Missionary societies

Research output: Chapter in Book/Report/Conference proceedingChapter (peer-reviewed)peer-review

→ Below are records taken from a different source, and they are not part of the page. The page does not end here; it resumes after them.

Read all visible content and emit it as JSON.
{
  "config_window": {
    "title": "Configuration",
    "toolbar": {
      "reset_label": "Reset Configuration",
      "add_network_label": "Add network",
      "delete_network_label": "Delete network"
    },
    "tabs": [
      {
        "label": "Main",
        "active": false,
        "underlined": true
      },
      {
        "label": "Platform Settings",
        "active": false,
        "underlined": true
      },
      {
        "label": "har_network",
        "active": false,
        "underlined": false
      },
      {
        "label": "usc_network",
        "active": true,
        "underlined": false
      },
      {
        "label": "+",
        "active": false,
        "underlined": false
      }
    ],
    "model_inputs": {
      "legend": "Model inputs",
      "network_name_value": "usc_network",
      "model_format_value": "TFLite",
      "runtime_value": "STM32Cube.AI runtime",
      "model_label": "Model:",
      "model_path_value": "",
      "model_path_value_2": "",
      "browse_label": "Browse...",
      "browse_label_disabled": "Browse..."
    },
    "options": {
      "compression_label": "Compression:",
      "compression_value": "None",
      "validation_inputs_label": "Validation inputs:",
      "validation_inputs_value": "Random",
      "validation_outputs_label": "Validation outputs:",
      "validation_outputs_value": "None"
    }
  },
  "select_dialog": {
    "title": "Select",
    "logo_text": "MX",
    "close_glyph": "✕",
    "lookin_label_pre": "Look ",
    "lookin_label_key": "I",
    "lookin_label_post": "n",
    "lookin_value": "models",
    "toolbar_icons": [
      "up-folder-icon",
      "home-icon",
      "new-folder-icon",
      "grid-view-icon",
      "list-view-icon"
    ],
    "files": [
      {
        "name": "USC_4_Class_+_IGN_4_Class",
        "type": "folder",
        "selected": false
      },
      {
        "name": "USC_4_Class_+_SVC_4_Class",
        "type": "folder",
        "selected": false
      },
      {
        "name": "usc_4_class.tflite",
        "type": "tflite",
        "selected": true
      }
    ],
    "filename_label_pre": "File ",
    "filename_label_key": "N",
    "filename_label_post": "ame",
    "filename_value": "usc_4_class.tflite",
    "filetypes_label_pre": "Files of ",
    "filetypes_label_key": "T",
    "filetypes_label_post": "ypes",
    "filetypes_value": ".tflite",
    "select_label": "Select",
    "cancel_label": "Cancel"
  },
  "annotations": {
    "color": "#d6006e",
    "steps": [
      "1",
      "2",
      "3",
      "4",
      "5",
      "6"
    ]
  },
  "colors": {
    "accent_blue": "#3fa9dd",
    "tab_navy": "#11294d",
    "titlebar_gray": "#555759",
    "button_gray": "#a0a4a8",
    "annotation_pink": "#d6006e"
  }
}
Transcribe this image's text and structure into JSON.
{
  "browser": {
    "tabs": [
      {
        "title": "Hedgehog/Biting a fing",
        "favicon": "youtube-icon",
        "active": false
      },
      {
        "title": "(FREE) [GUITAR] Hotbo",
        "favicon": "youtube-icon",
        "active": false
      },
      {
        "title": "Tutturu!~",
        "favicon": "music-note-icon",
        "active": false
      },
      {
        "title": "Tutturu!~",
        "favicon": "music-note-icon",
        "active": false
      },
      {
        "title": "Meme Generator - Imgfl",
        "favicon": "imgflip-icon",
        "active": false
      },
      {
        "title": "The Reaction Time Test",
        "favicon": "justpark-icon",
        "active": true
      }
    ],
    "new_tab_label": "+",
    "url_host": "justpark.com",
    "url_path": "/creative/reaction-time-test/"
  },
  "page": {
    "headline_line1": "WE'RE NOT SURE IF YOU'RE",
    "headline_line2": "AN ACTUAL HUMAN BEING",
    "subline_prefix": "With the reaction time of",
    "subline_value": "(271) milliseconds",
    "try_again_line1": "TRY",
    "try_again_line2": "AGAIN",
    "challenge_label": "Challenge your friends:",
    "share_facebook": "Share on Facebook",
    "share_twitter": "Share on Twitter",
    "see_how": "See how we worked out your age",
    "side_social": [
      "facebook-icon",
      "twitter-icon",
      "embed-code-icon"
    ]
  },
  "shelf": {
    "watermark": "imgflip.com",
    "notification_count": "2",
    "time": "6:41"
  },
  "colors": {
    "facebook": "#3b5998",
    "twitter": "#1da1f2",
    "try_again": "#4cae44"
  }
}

While some of the global reach of Dissenting traditions is due to the vagaries of migration from Britain in the early modern period, much of it is also the result of the deliberate propagation of the faith in which the Missionary Societies, formed between the French Revolution and the early nineteenth century, were key. Older scholarship tended to celebrate evangelical Dissent as being central to this movement. More recent exploration has shown that unlike earlier Pietist and Anglican missionary activity, the Baptist Missionary Society (1792) and London Missionary Society (1795)) had a global reach, rather than being limited to strong national/colonial networks. Given the independence from state control of these new societies, they were also entirely reliant on philanthropic giving to finance their activities.
Original languageEnglish
Title of host publicationThe Oxford History of Protestant Dissenting Traditions
Subtitle of host publicationThe Long Eighteenth Century c. 1689-c. 1828
EditorsAndrew C. Thompson
Place of PublicationOxford
PublisherOxford University Press
Number of pages18
ISBN (Print)9780198702245
Publication statusPublished - 21 Jun 2018

Publication series

NameThe Oxford History of Protestant Dissenting Traditions


  • Baptist Missionary Society
  • William Carey
  • empire
  • evangelicalism
  • London Missionary Society
  • Moravians
  • Society for the Propagation of the Gospel
  • Society for Promoting Christian Knowledge
  • Tranquebar
  • Wesleyan Methodist Missionary Society

Fingerprint Dive into the research topics of 'Missionary societies'. Together they form a unique fingerprint.

Cite this